The Power of We: Acts 5:12 – 6:7

Peter’s Shadow. Jail Breakout. A Flogging. Spread It Out.

Peter and the other apostles replied: ‘We must obey God rather than human beings!’”
Acts 5:29 (NIV)

Dana was a Mormon, and everyone knew it. She projected it to the world proudly, sure, but it was something in her demeanor. High school was the time when everyone – Christian to atheist – started dropping curse words, but her language was always squeaky clean with “goshes,” “darns,” and “freak its.” Dana was nice to everyone, even the kids with no friends. She led sign language club and convinced me to join – she seemed particularly passionate about communicating with a deaf student who took some classes with us. She never wore sleeveless dresses – she even convinced our drama instructor to allow her a “modest” outfit while singing “Hey, Big Spender” in our spring musical (a song sung exclusively by prostitutes). All of these attributes were synonymous with the word “Mormon.” Mormons never cursed, were always polite, and acted charitably.

We also dated for a little bit – not relevant to the story, but whatever.

I asked my mother if she would go to Heaven. This is a recurring theme in my life – seeing someone morally upstanding who isn’t technically a Christian, and then asking my mother to make a value judgment. She balked at the question. What exactly do Mormons believe again?

The differences between mainstream Christianity and Mormonism are vast. They believe Jesus took a second ministry in the Americas immediately following his ascent into Heaven from Israel. Joseph Smith testifies to this when he finds buried Golden Plates that recorded “Round Two.” They believed in polygamy but don’t anymore (and haven’t for over 100 years). They also think that when Mormons die, they get to run their own planet – or something like that. All that aside, the most crucial difference is dogma. Mormons do not believe that Jesus is God. In fact, Joseph Smith edited the New Testament into the “Joseph Smith Translation” which strikes all of those references. On that basis alone, Dana cannot go to Heaven. Followers must believe in the “Jesus is God” idea.

When I learned all of that, I worried for Dana. Sure she was nice, and sure acted in a traditional Christian manner. But how could she believe such nonsense of Jesus?

In the Book of Acts, the apostles often speak in one voice. “Peter and the other apostles replied, ‘We…’” yada yada. I wondered about that, about how they managed to continue to grow in numbers in the face of such adversity.

Spiritual reasons aside, it must have been the community. Religion is often vilified in liberal culture, but I think it provides immense value. If a person is generally kind to his or her neighbor and reaches out to those in need, then I am willing to forget homophobic ideals. Sometimes, I need to remember the big picture. Communities like these can certainly cause damage, but then sometimes, they also provide incredible meaning and purpose. This is a tough gray area that I often have trouble reconciling.

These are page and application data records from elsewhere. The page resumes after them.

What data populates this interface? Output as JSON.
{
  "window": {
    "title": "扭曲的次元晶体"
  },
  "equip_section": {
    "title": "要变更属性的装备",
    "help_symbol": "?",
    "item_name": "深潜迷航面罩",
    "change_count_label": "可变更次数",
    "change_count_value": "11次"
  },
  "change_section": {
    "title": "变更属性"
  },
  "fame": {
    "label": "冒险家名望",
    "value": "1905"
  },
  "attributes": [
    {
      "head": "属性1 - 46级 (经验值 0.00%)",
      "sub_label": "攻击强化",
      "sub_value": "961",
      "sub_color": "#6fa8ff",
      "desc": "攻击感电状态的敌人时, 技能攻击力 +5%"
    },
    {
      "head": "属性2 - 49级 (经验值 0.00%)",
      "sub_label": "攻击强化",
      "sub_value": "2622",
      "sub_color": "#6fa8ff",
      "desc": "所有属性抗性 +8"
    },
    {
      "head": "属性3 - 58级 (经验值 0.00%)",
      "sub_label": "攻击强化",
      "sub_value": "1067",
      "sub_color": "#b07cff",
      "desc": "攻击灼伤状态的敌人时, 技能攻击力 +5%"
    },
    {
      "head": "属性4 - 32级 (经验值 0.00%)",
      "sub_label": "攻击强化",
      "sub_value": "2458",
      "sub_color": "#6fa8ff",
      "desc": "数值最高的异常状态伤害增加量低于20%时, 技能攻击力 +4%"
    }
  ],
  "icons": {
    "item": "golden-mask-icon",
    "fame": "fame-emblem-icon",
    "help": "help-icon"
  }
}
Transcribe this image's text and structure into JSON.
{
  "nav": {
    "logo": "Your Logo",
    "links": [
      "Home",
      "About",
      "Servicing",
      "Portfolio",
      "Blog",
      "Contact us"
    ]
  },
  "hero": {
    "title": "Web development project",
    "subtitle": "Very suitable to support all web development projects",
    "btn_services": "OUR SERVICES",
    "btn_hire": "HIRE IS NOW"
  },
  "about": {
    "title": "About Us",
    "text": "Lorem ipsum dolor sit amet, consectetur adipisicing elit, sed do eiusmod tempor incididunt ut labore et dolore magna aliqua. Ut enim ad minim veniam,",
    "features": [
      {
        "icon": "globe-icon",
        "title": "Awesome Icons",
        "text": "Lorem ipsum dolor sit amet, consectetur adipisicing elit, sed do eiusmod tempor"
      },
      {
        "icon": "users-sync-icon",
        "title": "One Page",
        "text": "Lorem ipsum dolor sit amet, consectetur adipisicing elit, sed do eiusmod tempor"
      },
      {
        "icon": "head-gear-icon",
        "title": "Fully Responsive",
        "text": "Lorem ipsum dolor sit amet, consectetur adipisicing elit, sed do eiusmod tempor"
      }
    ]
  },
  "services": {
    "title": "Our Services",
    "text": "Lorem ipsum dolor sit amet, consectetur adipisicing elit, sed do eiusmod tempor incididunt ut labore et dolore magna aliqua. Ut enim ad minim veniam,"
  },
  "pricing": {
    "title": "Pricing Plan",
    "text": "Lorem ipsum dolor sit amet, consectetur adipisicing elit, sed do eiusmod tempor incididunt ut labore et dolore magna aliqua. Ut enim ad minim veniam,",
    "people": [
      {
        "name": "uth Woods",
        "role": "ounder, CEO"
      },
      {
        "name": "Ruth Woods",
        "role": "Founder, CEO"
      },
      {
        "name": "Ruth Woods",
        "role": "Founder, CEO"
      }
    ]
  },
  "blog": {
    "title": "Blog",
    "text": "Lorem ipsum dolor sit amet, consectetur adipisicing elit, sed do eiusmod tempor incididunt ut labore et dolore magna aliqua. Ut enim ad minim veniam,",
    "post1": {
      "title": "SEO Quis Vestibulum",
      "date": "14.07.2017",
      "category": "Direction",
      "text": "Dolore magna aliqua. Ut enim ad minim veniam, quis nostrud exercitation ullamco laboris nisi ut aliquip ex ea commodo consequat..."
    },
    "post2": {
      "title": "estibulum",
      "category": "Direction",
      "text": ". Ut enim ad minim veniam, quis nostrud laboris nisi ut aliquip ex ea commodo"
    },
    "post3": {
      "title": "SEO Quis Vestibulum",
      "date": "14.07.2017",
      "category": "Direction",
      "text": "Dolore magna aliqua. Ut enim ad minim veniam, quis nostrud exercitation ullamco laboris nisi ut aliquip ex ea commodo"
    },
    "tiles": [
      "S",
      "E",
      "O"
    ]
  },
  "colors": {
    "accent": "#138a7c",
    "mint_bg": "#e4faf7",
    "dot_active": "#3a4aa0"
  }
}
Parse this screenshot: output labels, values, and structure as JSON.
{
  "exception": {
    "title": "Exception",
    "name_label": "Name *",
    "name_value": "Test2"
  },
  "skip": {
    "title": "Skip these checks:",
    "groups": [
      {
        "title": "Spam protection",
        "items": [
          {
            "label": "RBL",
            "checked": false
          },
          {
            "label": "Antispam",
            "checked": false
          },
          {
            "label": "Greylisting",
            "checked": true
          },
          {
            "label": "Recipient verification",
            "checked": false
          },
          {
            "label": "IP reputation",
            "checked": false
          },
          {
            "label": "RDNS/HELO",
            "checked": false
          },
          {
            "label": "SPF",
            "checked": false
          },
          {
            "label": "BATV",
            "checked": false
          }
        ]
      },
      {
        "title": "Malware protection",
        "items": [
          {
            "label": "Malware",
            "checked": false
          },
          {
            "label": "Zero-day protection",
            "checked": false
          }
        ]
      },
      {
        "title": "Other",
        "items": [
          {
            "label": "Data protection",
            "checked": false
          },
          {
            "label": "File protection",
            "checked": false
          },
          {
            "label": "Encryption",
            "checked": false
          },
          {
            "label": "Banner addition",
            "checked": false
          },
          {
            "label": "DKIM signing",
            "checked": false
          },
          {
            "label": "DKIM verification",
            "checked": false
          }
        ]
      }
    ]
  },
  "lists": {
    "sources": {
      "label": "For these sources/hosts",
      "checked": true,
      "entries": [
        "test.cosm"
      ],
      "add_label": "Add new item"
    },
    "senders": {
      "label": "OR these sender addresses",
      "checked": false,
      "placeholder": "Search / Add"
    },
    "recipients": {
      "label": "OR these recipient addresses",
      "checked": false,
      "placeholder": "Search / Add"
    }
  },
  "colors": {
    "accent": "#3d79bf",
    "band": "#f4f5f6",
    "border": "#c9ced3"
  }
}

Two weeks ago, my friend Cate and I rode our bikes past the Mormon Temple in Washington DC. The building was slate gray with four pointed spires that dissolved into a sharp point at the top, maybe 15 stories up. We both shuddered at the utilitarian feel, lent especially by the lack of windows. Except one. On the bottom floor near the entrance, one canopy window sat with its blinds drawn. Men dressed in white robes stood in a circle, eyes closed, probably in prayer. Cate told me she needed to pee. I told her they didn’t let people inside, so we’d have to find a place in the woods. She looked around for somewhere to do it nearby. I suggested we do it off the grounds of the church, but she really needed to go. We rode off.

And within five seconds, my bike chain snapped. Maybe they do have the Holy Spirit on their side.